However, Matt is a salesman and is generally not given to concede anything once he has his mind set. "Just try to write something," he rejoined, inflecting just the right tone of voice to imply that if I didn't, I would succeed in forever tarnishing the pristine memories of his blessed weekend.

I suppose I could write a very entertaining blog about my travel adventures of the weekend, but I'd rather not re-live that. All I can say is that I don't know why anyone would ever book a flight when driving is even remotely an option, particularly since the advent of XM Radio.

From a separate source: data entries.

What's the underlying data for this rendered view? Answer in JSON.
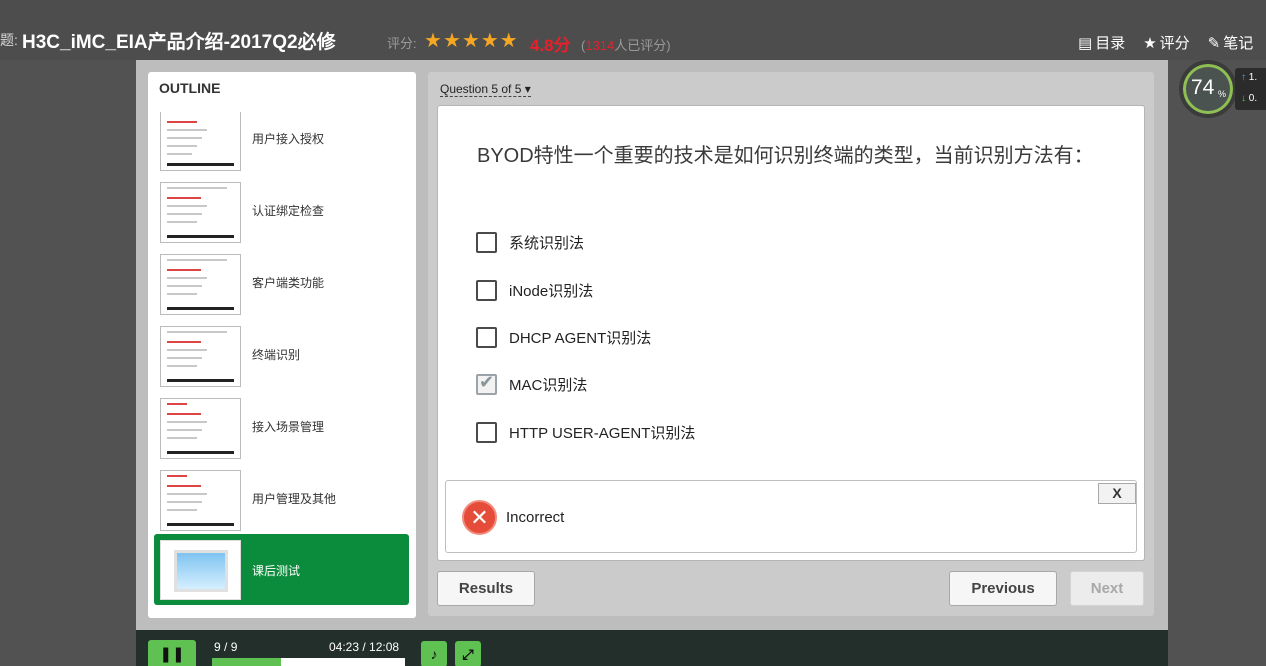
{
  "header": {
    "title_prefix": "题:",
    "course_title": "H3C_iMC_EIA产品介绍-2017Q2必修",
    "rating_label": "评分:",
    "stars": 5,
    "score": "4.8分",
    "count_open": "(",
    "rating_count": "1314",
    "count_close": "人已评分)",
    "actions": [
      {
        "icon": "list-icon",
        "label": "目录"
      },
      {
        "icon": "star-icon",
        "label": "评分"
      },
      {
        "icon": "pencil-icon",
        "label": "笔记"
      }
    ]
  },
  "outline": {
    "title": "OUTLINE",
    "slides": [
      {
        "label": "用户接入授权"
      },
      {
        "label": "认证绑定检查"
      },
      {
        "label": "客户端类功能"
      },
      {
        "label": "终端识别"
      },
      {
        "label": "接入场景管理"
      },
      {
        "label": "用户管理及其他"
      },
      {
        "label": "课后测试",
        "active": true
      }
    ]
  },
  "quiz": {
    "counter": "Question 5 of 5",
    "question": "BYOD特性一个重要的技术是如何识别终端的类型，当前识别方法有：",
    "choices": [
      {
        "label": "系统识别法",
        "checked": false
      },
      {
        "label": "iNode识别法",
        "checked": false
      },
      {
        "label": "DHCP AGENT识别法",
        "checked": false
      },
      {
        "label": "MAC识别法",
        "checked": true
      },
      {
        "label": "HTTP USER-AGENT识别法",
        "checked": false
      }
    ],
    "feedback": {
      "close_label": "X",
      "status": "Incorrect"
    },
    "buttons": {
      "results": "Results",
      "previous": "Previous",
      "next": "Next"
    }
  },
  "controls": {
    "slide_current": "9",
    "slide_total": "9",
    "time_current": "04:23",
    "time_total": "12:08",
    "progress_fraction": 0.36
  },
  "speed_widget": {
    "percent": "74",
    "percent_sign": "%",
    "upload": "1.",
    "download": "0."
  },
  "colors": {
    "accent_green": "#0b8c3c",
    "control_green": "#5ec151",
    "score_red": "#e8202a",
    "star_gold": "#f5a623",
    "incorrect_red": "#e54d3a"
  }
}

So I guess I'll be forced to relate my impressions on how my old friend has changed over the years, and the significance of his coming to the altar. I have always enjoyed Matt's ability to adopt an ethos of nonconformity while at the same time pursuing an agenda of notoriety. Some of my favorite memories include his unsuccessful attempt to talk his way into a limo after we went to a Stones concert in 1999, followed by his successful attempt a few minutes later to talk a motorist into rolling down his window and offering him a bite of his doughnut. These examples of unabashed temerity were par for the course with him, and they were indicative of a roguish charm that he affected that allowed him to get away with pretty much anything.

I suppose I had a my share of temerity back in those days, as well, as evidenced by the stunts that we would sometimes pull in tandem. After a Brewer game in May of 1998, we staged a beautiful incident in the County Stadium parking lot in which he pretended to trip me and I sent a gigantic collection of scavenged stadium food in multiple directions. I vividly recall a motorist yelling "stupid drunks!" out the window of his Coke-splashed vehicle. The irony was that we were far from inebriated; neither one of us needed to be to exceed the boundary of rational behavior. For many people, this incident would have been a fitting denouement to the evening, but we weren't content. We next concocted a game in which I would block traffic and he would approach motorists and make them answer questions from a trivia book in order to pass. (We were quite surprised when a guy, without any hesitation, rattled off several states that begin and end with the same letter, e.g. Alaska).

Through these and many other adventures, the constant in Matt's personality was an element of control. He loved his friends, but he was always one to set the tone and manipulate the environment to maximize his experiences. Since he also had the uncanny knack to make other's feel comfortable, they wouldn't feel like they were sacrificing anything by ceding to him (I suppose these are the factors which enable him to be a successful salesman today).

I don't think it takes a psychologist to look at this profile and say that such a person may not be best suited to matrimony, to the type of compromises and concessions that a successful relationship requires. In other words, the guy who once bragged to me that he "doesn't back down" would need to find the ability to occasionally back down.

After observing his informal interactions with his new bride, I am convinced that they will have a wonderful life together. How can I be so sure? Let me cite one example: Matt had no idea where he was going on his honeymoon. She knew the arrangements, but he was told that it would be a surprise. The Matt I used to know wouldn't have accepted such a scenario.

Of course, there times when Matt's previous mantra of "not backing down" will come in handy. He related to me that the day of the wedding he told his bride, "Honey, this is just like a tattoo. It's forever." In a culture where many people say "I do" to a lifetime comment and then renege on it, you can be sure that when this guy says "I do," that he won't back down from the commitment that such a statement entails.